To overcome that hurdle, Times journalists relied on a decades-old law known as the Freedom of Information Act, which grants the public access to records from almost any federal agency, and on state open-records laws. After the reporters obtained the data, their article, published in July, provided a detailed picture of 640,000 infections detected in nearly 1,000 U.S. counties, the most comprehensive look at coronavirus cases across the country to that point. The report also confirmed that Black and Latino people were indeed bearing the worst of the pandemic.

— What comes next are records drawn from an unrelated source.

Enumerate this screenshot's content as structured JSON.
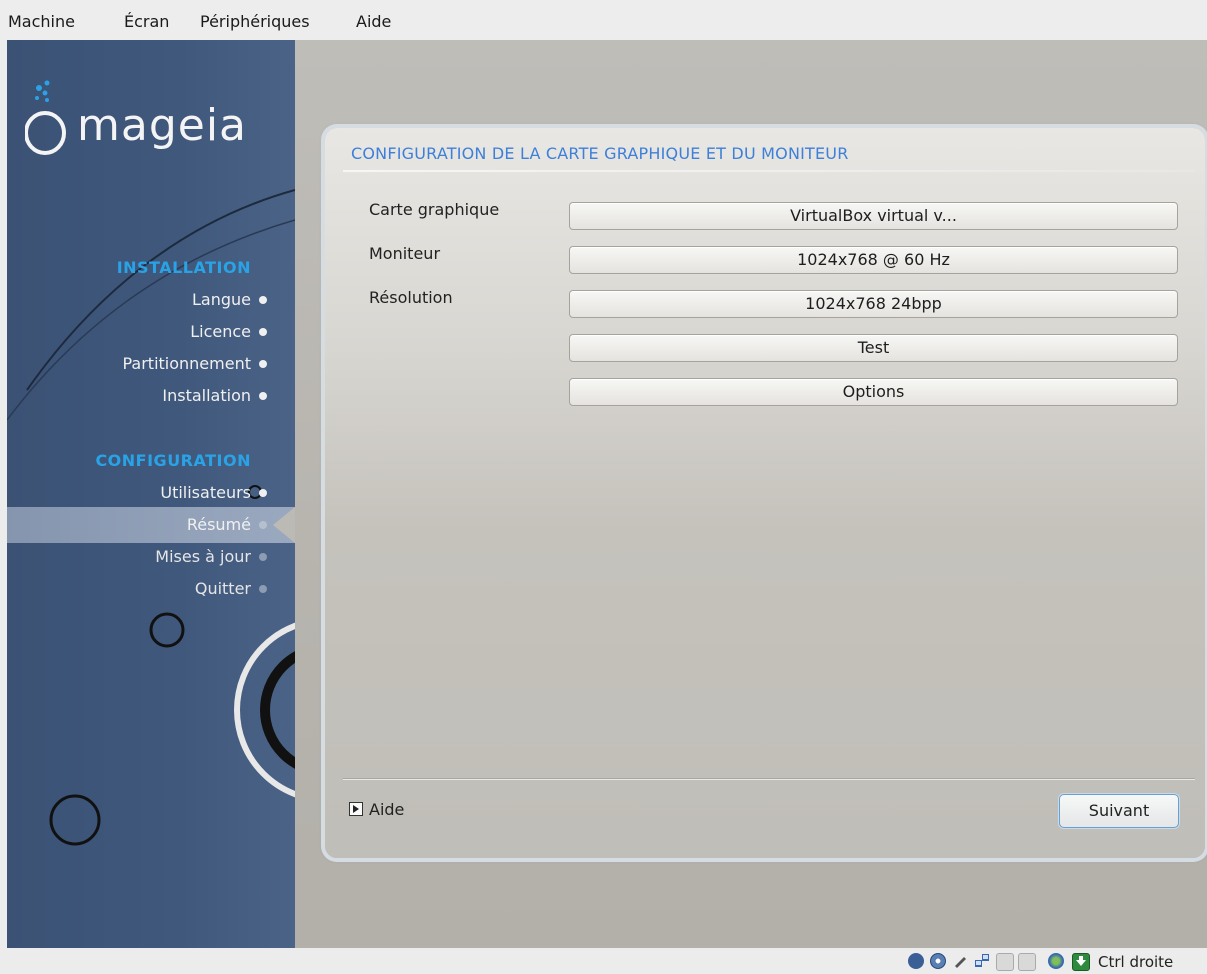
{
  "menubar": {
    "items": [
      {
        "label": "Machine"
      },
      {
        "label": "Écran"
      },
      {
        "label": "Périphériques"
      },
      {
        "label": "Aide"
      }
    ]
  },
  "sidebar": {
    "logo_text": "mageia",
    "sections": [
      {
        "title": "INSTALLATION",
        "steps": [
          {
            "label": "Langue",
            "state": "done"
          },
          {
            "label": "Licence",
            "state": "done"
          },
          {
            "label": "Partitionnement",
            "state": "done"
          },
          {
            "label": "Installation",
            "state": "done"
          }
        ]
      },
      {
        "title": "CONFIGURATION",
        "steps": [
          {
            "label": "Utilisateurs",
            "state": "done"
          },
          {
            "label": "Résumé",
            "state": "active"
          },
          {
            "label": "Mises à jour",
            "state": "pending"
          },
          {
            "label": "Quitter",
            "state": "pending"
          }
        ]
      }
    ]
  },
  "panel": {
    "title": "CONFIGURATION DE LA CARTE GRAPHIQUE ET DU MONITEUR",
    "rows": [
      {
        "label": "Carte graphique",
        "value": "VirtualBox virtual v..."
      },
      {
        "label": "Moniteur",
        "value": "1024x768 @ 60 Hz"
      },
      {
        "label": "Résolution",
        "value": "1024x768 24bpp"
      }
    ],
    "test_label": "Test",
    "options_label": "Options",
    "help_label": "Aide",
    "next_label": "Suivant"
  },
  "statusbar": {
    "host_key_label": "Ctrl droite",
    "icons": [
      "hard-disk-icon",
      "optical-drive-icon",
      "usb-icon",
      "network-icon",
      "shared-folders-icon",
      "display-icon",
      "capture-icon",
      "host-key-arrow-icon"
    ]
  },
  "colors": {
    "sidebar": "#3f587c",
    "section_title": "#2aa3e6",
    "panel_title": "#3d7fd9"
  }
}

nursing homes with coronavirus cases and deaths. Ms. Ivory estimated that later, when reporting on coronavirus clusters at universities, they had sent over 200 requests to at least 150 colleges alone for case data, which helped them trace more than 400,000 Covid cases back to the universities in 2020.